• [Exercise aim]: In the entries below, find the lines that contain the word "JSON" and copy them.

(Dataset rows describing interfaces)
___
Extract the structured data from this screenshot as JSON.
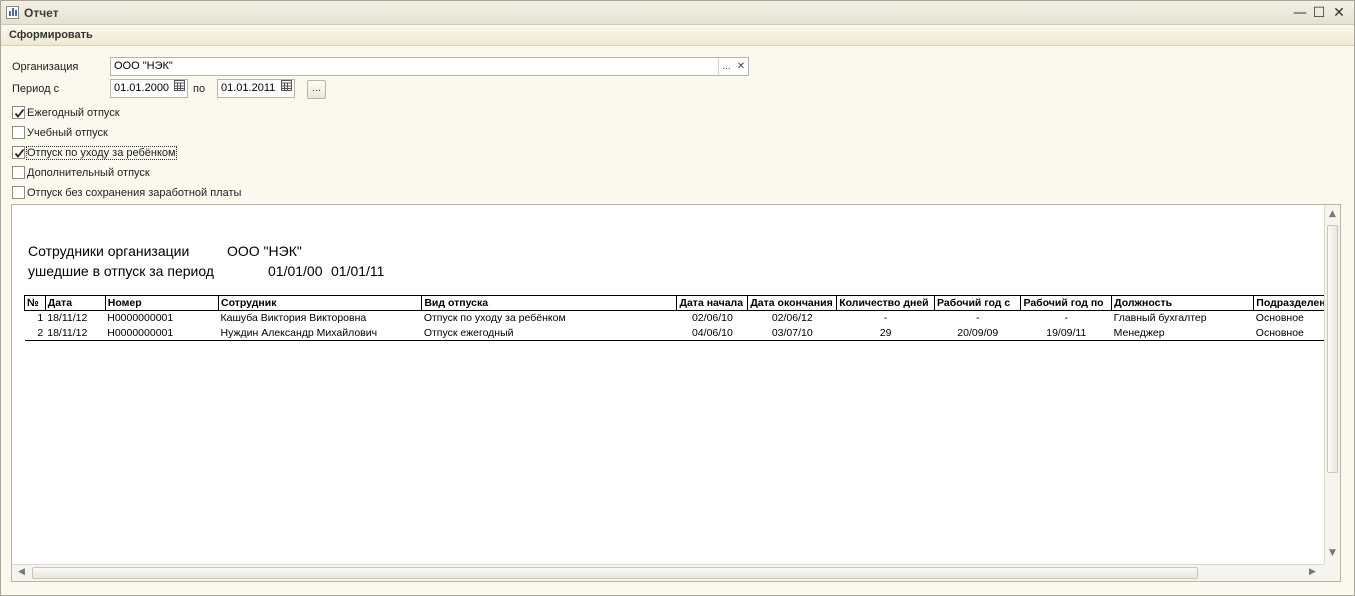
{
  "window": {
    "title": "Отчет",
    "minimize_glyph": "—",
    "maximize_glyph": "☐",
    "close_glyph": "✕"
  },
  "toolbar": {
    "generate_label": "Сформировать"
  },
  "form": {
    "organization_label": "Организация",
    "organization_value": "ООО \"НЭК\"",
    "select_glyph": "...",
    "clear_glyph": "✕",
    "period_label": "Период с",
    "period_from": "01.01.2000",
    "period_to_label": "по",
    "period_to": "01.01.2011",
    "period_button_label": "..."
  },
  "checkboxes": [
    {
      "label": "Ежегодный отпуск",
      "checked": true
    },
    {
      "label": "Учебный отпуск",
      "checked": false
    },
    {
      "label": "Отпуск по уходу за ребёнком",
      "checked": true
    },
    {
      "label": "Дополнительный отпуск",
      "checked": false
    },
    {
      "label": "Отпуск без сохранения заработной платы",
      "checked": false
    }
  ],
  "report": {
    "header_line1_label": "Сотрудники организации",
    "header_line1_value": "ООО \"НЭК\"",
    "header_line2_label": "ушедшие в отпуск за период",
    "period_start": "01/01/00",
    "period_end": "01/01/11",
    "columns": [
      "№",
      "Дата",
      "Номер",
      "Сотрудник",
      "Вид отпуска",
      "Дата начала",
      "Дата окончания",
      "Количество дней",
      "Рабочий год с",
      "Рабочий год по",
      "Должность",
      "Подразделение"
    ],
    "rows": [
      [
        "1",
        "18/11/12",
        "Н0000000001",
        "Кашуба Виктория Викторовна",
        "Отпуск по уходу за ребёнком",
        "02/06/10",
        "02/06/12",
        "-",
        "-",
        "-",
        "Главный бухгалтер",
        "Основное"
      ],
      [
        "2",
        "18/11/12",
        "Н0000000001",
        "Нуждин Александр Михайлович",
        "Отпуск ежегодный",
        "04/06/10",
        "03/07/10",
        "29",
        "20/09/09",
        "19/09/11",
        "Менеджер",
        "Основное"
      ]
    ]
  },
  "scrollbars": {
    "up": "▲",
    "down": "▼",
    "left": "◀",
    "right": "▶"
  }
}
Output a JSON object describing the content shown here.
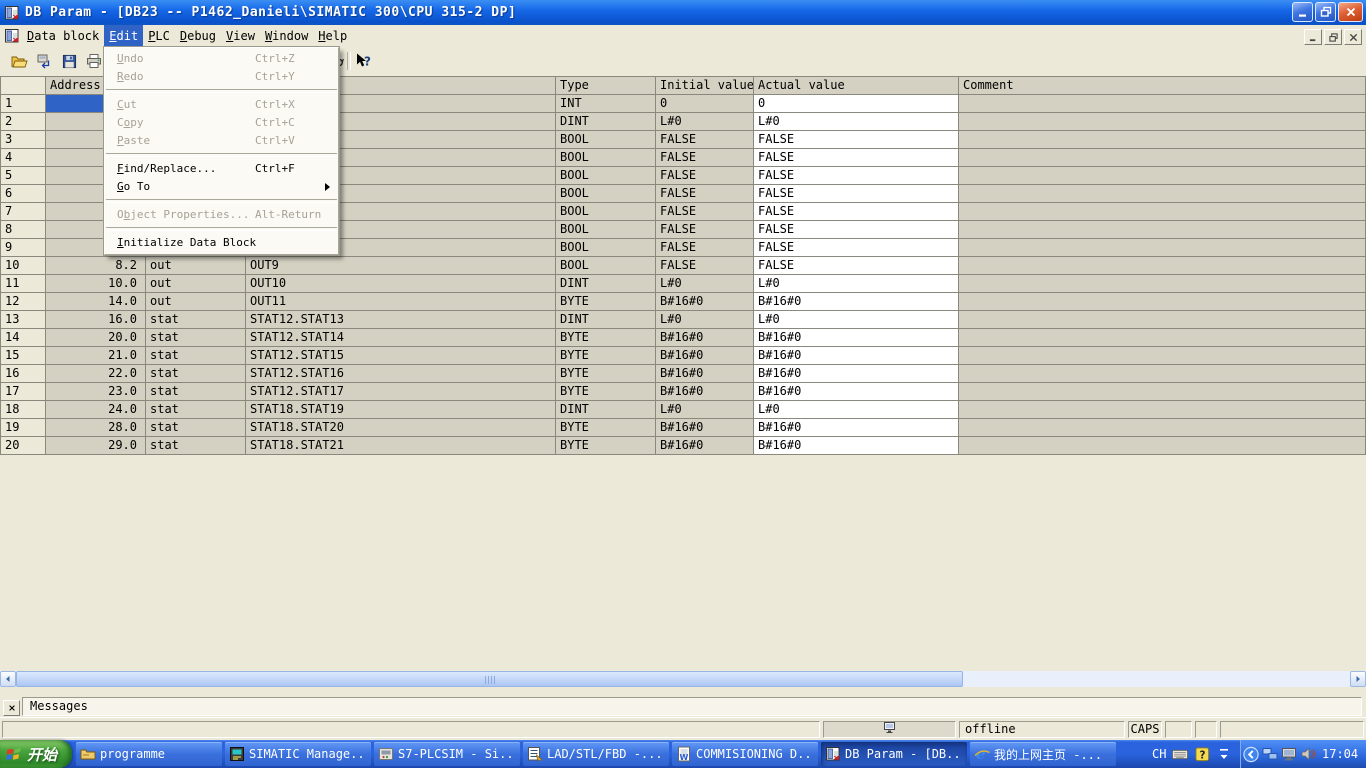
{
  "window": {
    "title": "DB Param - [DB23 -- P1462_Danieli\\SIMATIC 300\\CPU 315-2 DP]",
    "app_icon": "db-param"
  },
  "menu_bar": {
    "items": [
      {
        "label": "Data block",
        "underline": 0
      },
      {
        "label": "Edit",
        "underline": 0,
        "selected": true
      },
      {
        "label": "PLC",
        "underline": 0
      },
      {
        "label": "Debug",
        "underline": 0
      },
      {
        "label": "View",
        "underline": 0
      },
      {
        "label": "Window",
        "underline": 0
      },
      {
        "label": "Help",
        "underline": 0
      }
    ]
  },
  "toolbar": {
    "buttons": [
      {
        "name": "open",
        "icon": "open-folder"
      },
      {
        "name": "download",
        "icon": "download"
      },
      {
        "name": "save",
        "icon": "save"
      },
      {
        "name": "print",
        "icon": "print"
      },
      {
        "name": "monitor",
        "icon": "glasses"
      },
      {
        "name": "help",
        "icon": "help-arrow"
      }
    ]
  },
  "edit_menu": {
    "items": [
      {
        "label": "Undo",
        "underline": 0,
        "shortcut": "Ctrl+Z",
        "enabled": false
      },
      {
        "label": "Redo",
        "underline": 0,
        "shortcut": "Ctrl+Y",
        "enabled": false
      },
      {
        "separator": true
      },
      {
        "label": "Cut",
        "underline": 0,
        "shortcut": "Ctrl+X",
        "enabled": false
      },
      {
        "label": "Copy",
        "underline": 1,
        "shortcut": "Ctrl+C",
        "enabled": false
      },
      {
        "label": "Paste",
        "underline": 0,
        "shortcut": "Ctrl+V",
        "enabled": false
      },
      {
        "separator": true
      },
      {
        "label": "Find/Replace...",
        "underline": 0,
        "shortcut": "Ctrl+F",
        "enabled": true
      },
      {
        "label": "Go To",
        "underline": 0,
        "shortcut": "",
        "enabled": true,
        "submenu": true
      },
      {
        "separator": true
      },
      {
        "label": "Object Properties...",
        "underline": 1,
        "shortcut": "Alt-Return",
        "enabled": false
      },
      {
        "separator": true
      },
      {
        "label": "Initialize Data Block",
        "underline": 0,
        "shortcut": "",
        "enabled": true
      }
    ]
  },
  "table": {
    "headers": {
      "num": "",
      "address": "Address",
      "declaration": "",
      "name": "",
      "type": "Type",
      "initial": "Initial value",
      "actual": "Actual value",
      "comment": "Comment"
    },
    "rows": [
      {
        "n": "1",
        "address": "",
        "decl": "",
        "name": "",
        "type": "INT",
        "init": "0",
        "actual": "0",
        "comment": "",
        "selected": true
      },
      {
        "n": "2",
        "address": "",
        "decl": "",
        "name": "",
        "type": "DINT",
        "init": "L#0",
        "actual": "L#0",
        "comment": ""
      },
      {
        "n": "3",
        "address": "",
        "decl": "",
        "name": "",
        "type": "BOOL",
        "init": "FALSE",
        "actual": "FALSE",
        "comment": ""
      },
      {
        "n": "4",
        "address": "",
        "decl": "",
        "name": "",
        "type": "BOOL",
        "init": "FALSE",
        "actual": "FALSE",
        "comment": ""
      },
      {
        "n": "5",
        "address": "",
        "decl": "",
        "name": "",
        "type": "BOOL",
        "init": "FALSE",
        "actual": "FALSE",
        "comment": ""
      },
      {
        "n": "6",
        "address": "",
        "decl": "",
        "name": "",
        "type": "BOOL",
        "init": "FALSE",
        "actual": "FALSE",
        "comment": ""
      },
      {
        "n": "7",
        "address": "",
        "decl": "",
        "name": "",
        "type": "BOOL",
        "init": "FALSE",
        "actual": "FALSE",
        "comment": ""
      },
      {
        "n": "8",
        "address": "",
        "decl": "",
        "name": "",
        "type": "BOOL",
        "init": "FALSE",
        "actual": "FALSE",
        "comment": ""
      },
      {
        "n": "9",
        "address": "",
        "decl": "",
        "name": "",
        "type": "BOOL",
        "init": "FALSE",
        "actual": "FALSE",
        "comment": ""
      },
      {
        "n": "10",
        "address": "8.2",
        "decl": "out",
        "name": "OUT9",
        "type": "BOOL",
        "init": "FALSE",
        "actual": "FALSE",
        "comment": ""
      },
      {
        "n": "11",
        "address": "10.0",
        "decl": "out",
        "name": "OUT10",
        "type": "DINT",
        "init": "L#0",
        "actual": "L#0",
        "comment": ""
      },
      {
        "n": "12",
        "address": "14.0",
        "decl": "out",
        "name": "OUT11",
        "type": "BYTE",
        "init": "B#16#0",
        "actual": "B#16#0",
        "comment": ""
      },
      {
        "n": "13",
        "address": "16.0",
        "decl": "stat",
        "name": "STAT12.STAT13",
        "type": "DINT",
        "init": "L#0",
        "actual": "L#0",
        "comment": ""
      },
      {
        "n": "14",
        "address": "20.0",
        "decl": "stat",
        "name": "STAT12.STAT14",
        "type": "BYTE",
        "init": "B#16#0",
        "actual": "B#16#0",
        "comment": ""
      },
      {
        "n": "15",
        "address": "21.0",
        "decl": "stat",
        "name": "STAT12.STAT15",
        "type": "BYTE",
        "init": "B#16#0",
        "actual": "B#16#0",
        "comment": ""
      },
      {
        "n": "16",
        "address": "22.0",
        "decl": "stat",
        "name": "STAT12.STAT16",
        "type": "BYTE",
        "init": "B#16#0",
        "actual": "B#16#0",
        "comment": ""
      },
      {
        "n": "17",
        "address": "23.0",
        "decl": "stat",
        "name": "STAT12.STAT17",
        "type": "BYTE",
        "init": "B#16#0",
        "actual": "B#16#0",
        "comment": ""
      },
      {
        "n": "18",
        "address": "24.0",
        "decl": "stat",
        "name": "STAT18.STAT19",
        "type": "DINT",
        "init": "L#0",
        "actual": "L#0",
        "comment": ""
      },
      {
        "n": "19",
        "address": "28.0",
        "decl": "stat",
        "name": "STAT18.STAT20",
        "type": "BYTE",
        "init": "B#16#0",
        "actual": "B#16#0",
        "comment": ""
      },
      {
        "n": "20",
        "address": "29.0",
        "decl": "stat",
        "name": "STAT18.STAT21",
        "type": "BYTE",
        "init": "B#16#0",
        "actual": "B#16#0",
        "comment": ""
      }
    ]
  },
  "messages_panel": {
    "label": "Messages"
  },
  "status_bar": {
    "connection": "offline",
    "keyboard_state": "CAPS"
  },
  "taskbar": {
    "start_label": "开始",
    "buttons": [
      {
        "label": "programme",
        "icon": "folder"
      },
      {
        "label": "SIMATIC Manage...",
        "icon": "simatic"
      },
      {
        "label": "S7-PLCSIM - Si...",
        "icon": "plcsim"
      },
      {
        "label": "LAD/STL/FBD  -...",
        "icon": "lad"
      },
      {
        "label": "COMMISIONING D...",
        "icon": "word"
      },
      {
        "label": "DB Param - [DB...",
        "icon": "db-param",
        "active": true
      },
      {
        "label": "我的上网主页 -...",
        "icon": "ie"
      }
    ],
    "language": "CH",
    "time": "17:04"
  },
  "colors": {
    "titlebar_blue": "#1668e8",
    "selection_blue": "#2f63c5",
    "panel_beige": "#ece9d8",
    "cell_gray": "#d5d1c2",
    "taskbar_blue": "#2a63dd",
    "start_green": "#48a43c"
  }
}
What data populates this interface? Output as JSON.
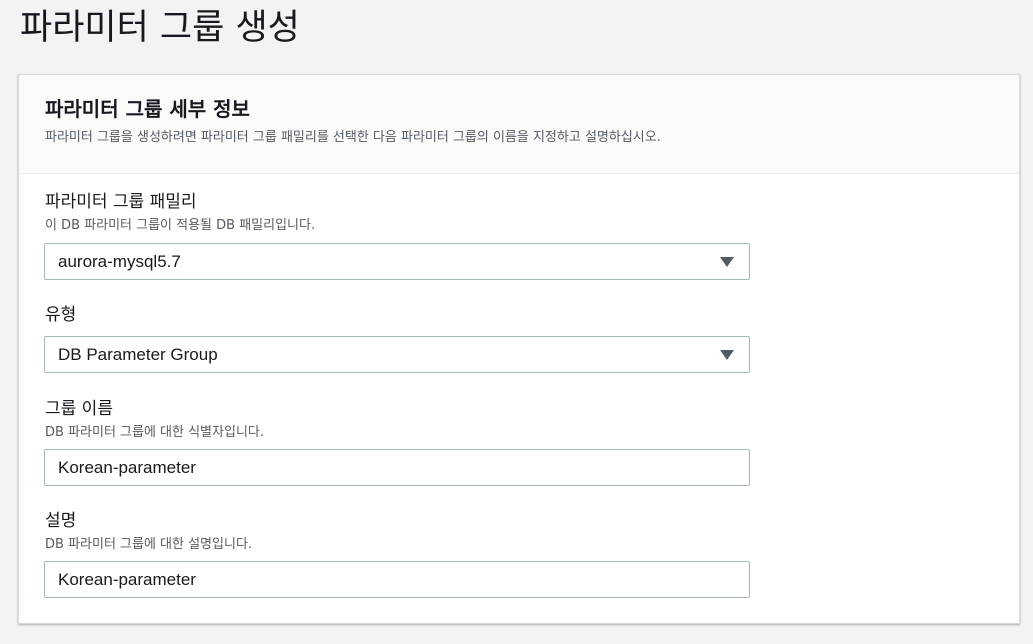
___
• [Final answer]:
Extract the structured data from this screenshot as JSON.
Output a JSON object describing the content shown here.
What data populates this interface? Output as JSON.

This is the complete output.